Learning from Each Other with Jason Tuller

Learning from Each Other with Jason Tuller
November 21, 2022

Is there a community that you see that is doing something well? Perhaps you wished your community was able to copy their success? Maybe you can.

There are some communities that have a track record of success. Maybe they have had success in attracting new housing. Maybe their downtown is full and vibrant. How do you learn from them? A simple way is to pick up a phone. Call the city office, ask them questions about their success. Many times there is a process that they have followed in order to bring change to their community.

There are a lot of various grants available from the state for downtown revitalization, housing, or infrastructure. These grants are competitive, there are always more application request than there is money available. Those communities that win consistently are following the grant guidelines properly. They have worked with the grant managers to get their applications finished and to get through all of the steps needed to be considered a good applicant.

In many cases granting agencies look for capacity. Does your community or organization have the capacity to handle grant reporting? Do you have proper accounting, audits (if required), and the ability to manage the funds once they are given to you? Do you have the match money required for the grant, or a plan to get that money? Is the project something where you need pre-applications for subgrantees (if you are getting housing rehabilitation money, do you have some homeowners with applications already submitted)?

Getting outside grants into your communities can really make a change. I live in Hebron, and when I moved in the downtown didn’t look good at all. They tore one building down and literally the front of the next door building fell down. Many of the local downtown buildings needed significant rehab. The city of Hebron has been very successful in getting downtown revitalization grants for the community. It has been a marked improvement in downtown, many business storefronts have been restored and rebuilt. It is a great change. They just received a second round of grant funding to do more business storefronts.

If you call one of these successful communities, don’t be surprised if the answer that you receive is that the process started X years ago. Like many things in life, local improvements and grant applications are not a quick fix. In my former position as a community developer, I was placed in a position where a housing project had been in the works for three to five years before I came into the position. They had built a relationship with a housing developer for many years before a project came to town. They had to build that trust with him before he would commit to visiting the community and then to building homes. Then he received some grants and financing and was able to build some homes. We were able to work with him on another project a few years later. That second project took two years to get our application approved. Nothing comes quickly.

If you see a successful community, give them a call, ask some questions. See how long they’ve been working on the project that you’re interested in. Ask them what projects came before. How did they get community buy in? How did they prove that buy in to the granting agency? Were there surveys involved? Who helped with those surveys? How many times did you apply before you were approved? How do you manage the paperwork? All of these questions will lead you to more information that you can use as you build your community.

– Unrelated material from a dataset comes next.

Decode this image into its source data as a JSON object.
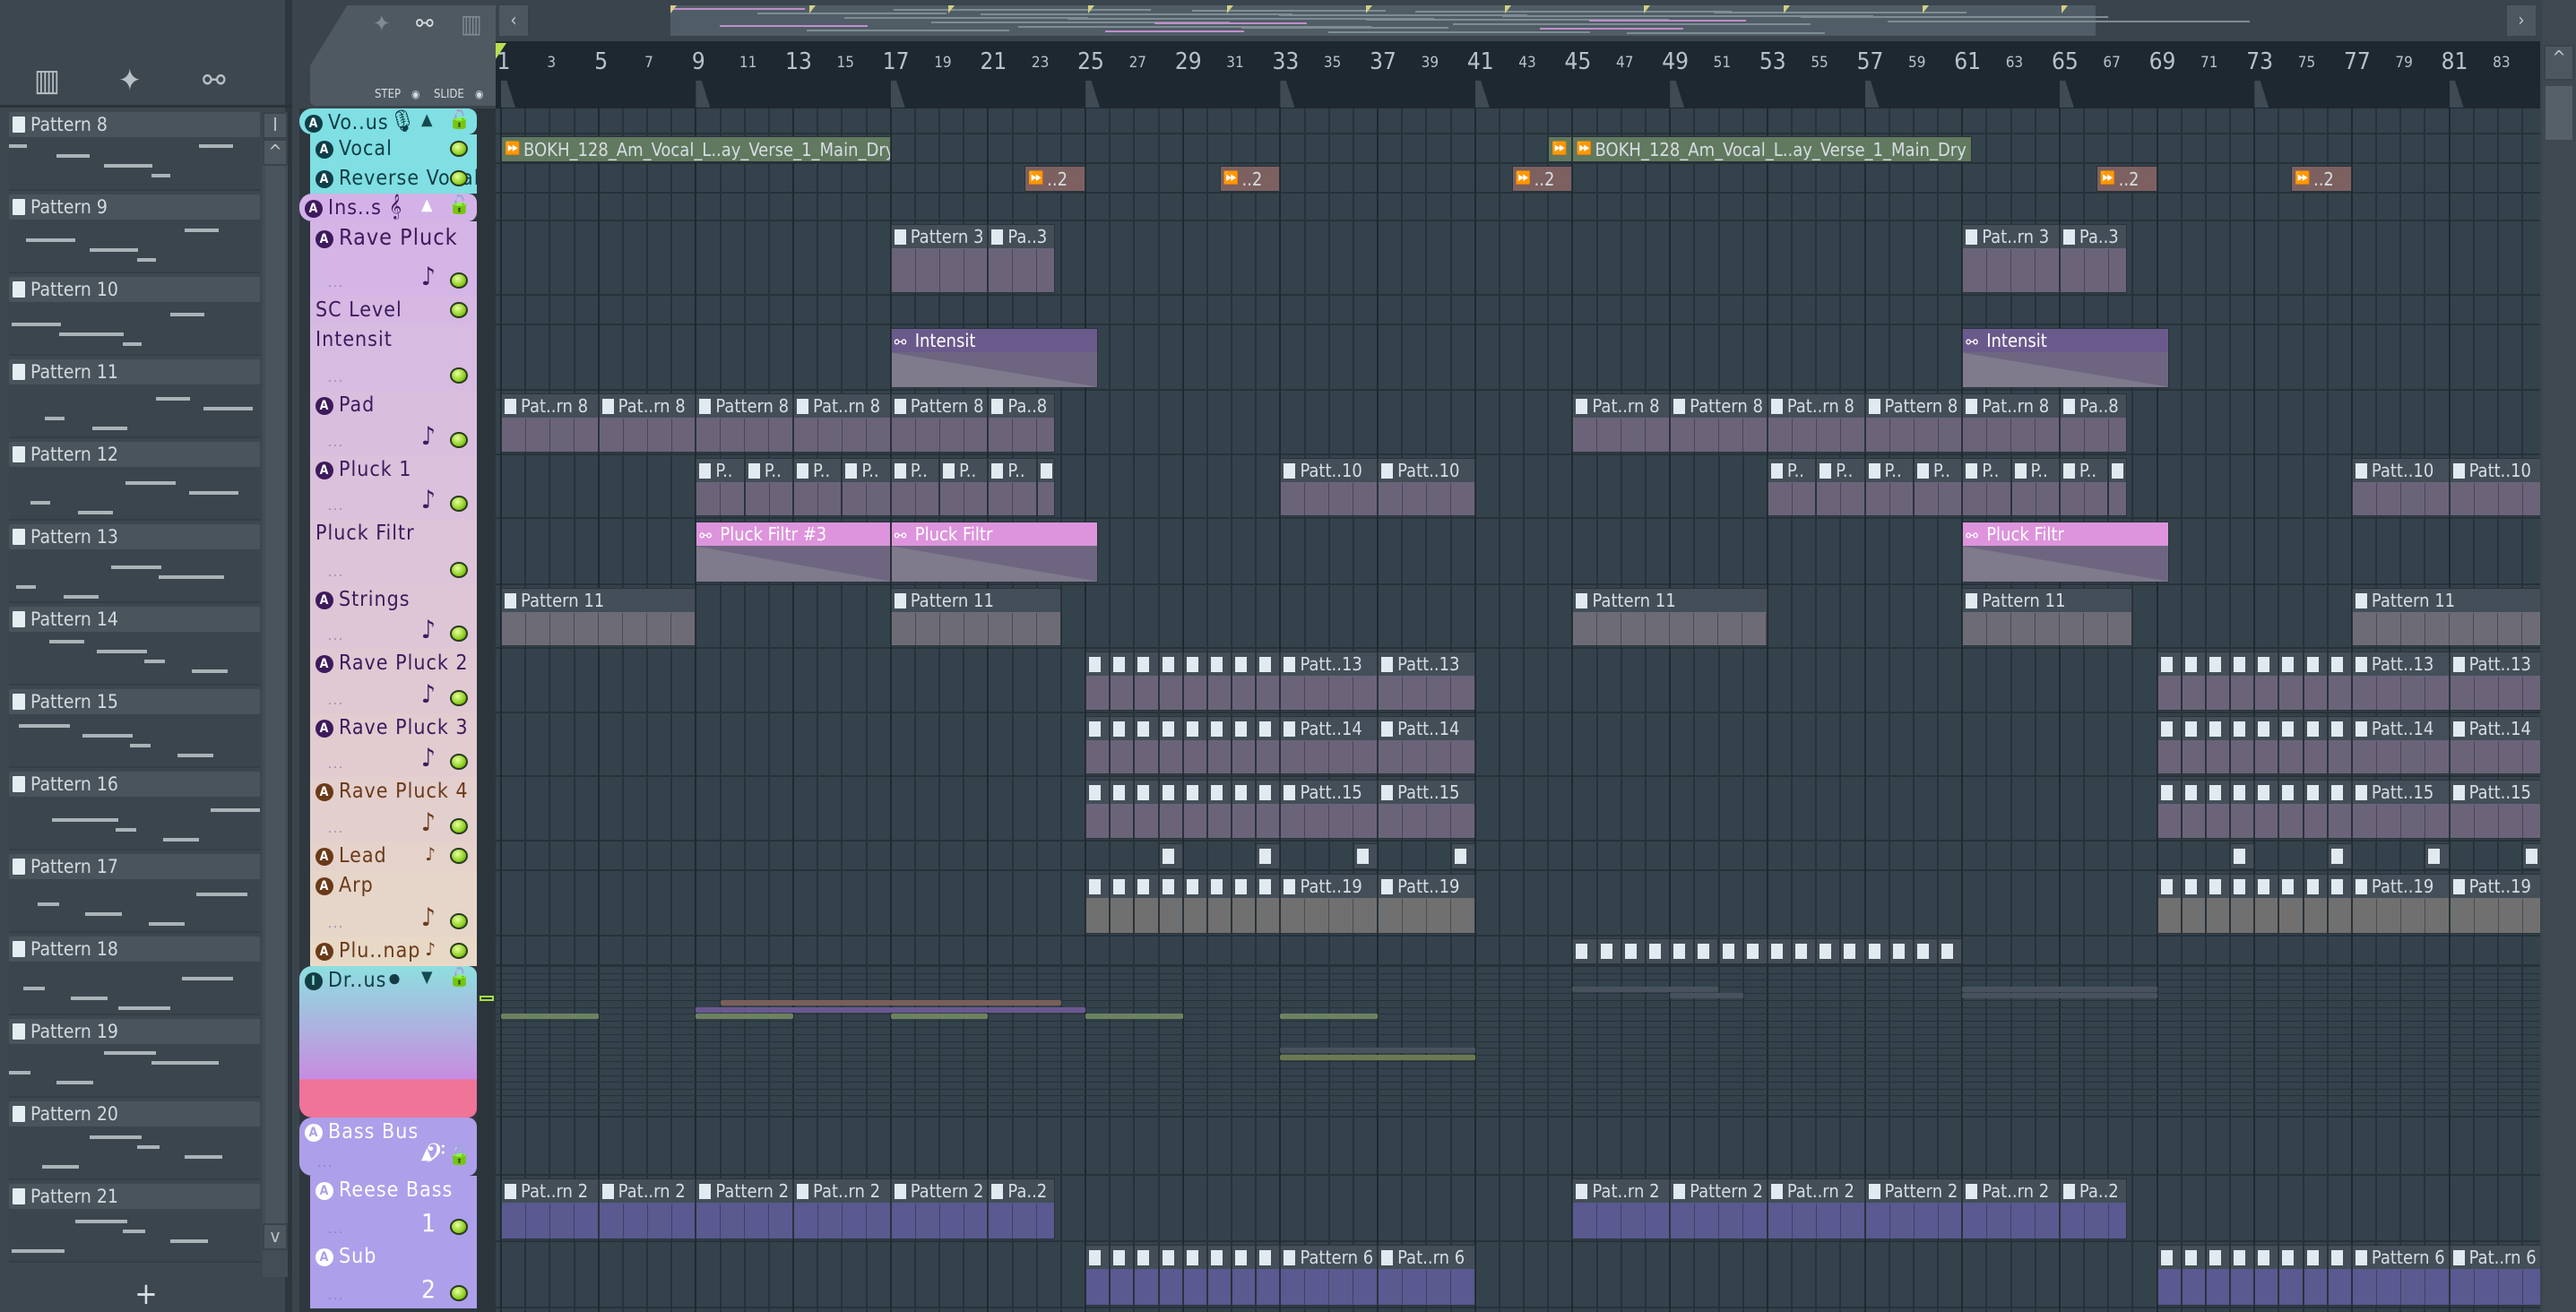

If your community could benefit from any of Rural Prosperity Nebraska's ideas that I’ve discussed in this column, please reach out to me. I’d love to speak to your community about these topics. You can reach me at jason.tuller@unl.edu or at the Thayer County office at 402-768-7212.

Jason Tuller is an Extension Educator for the University of Nebraska – Lincoln. He works in the Rural Prosperity Nebraska program and covers ten-county area including Kearney, Adams, Clay, Fillmore, Saline, Franklin, Webster, Nuckolls, Thayer, and Jefferson Counties.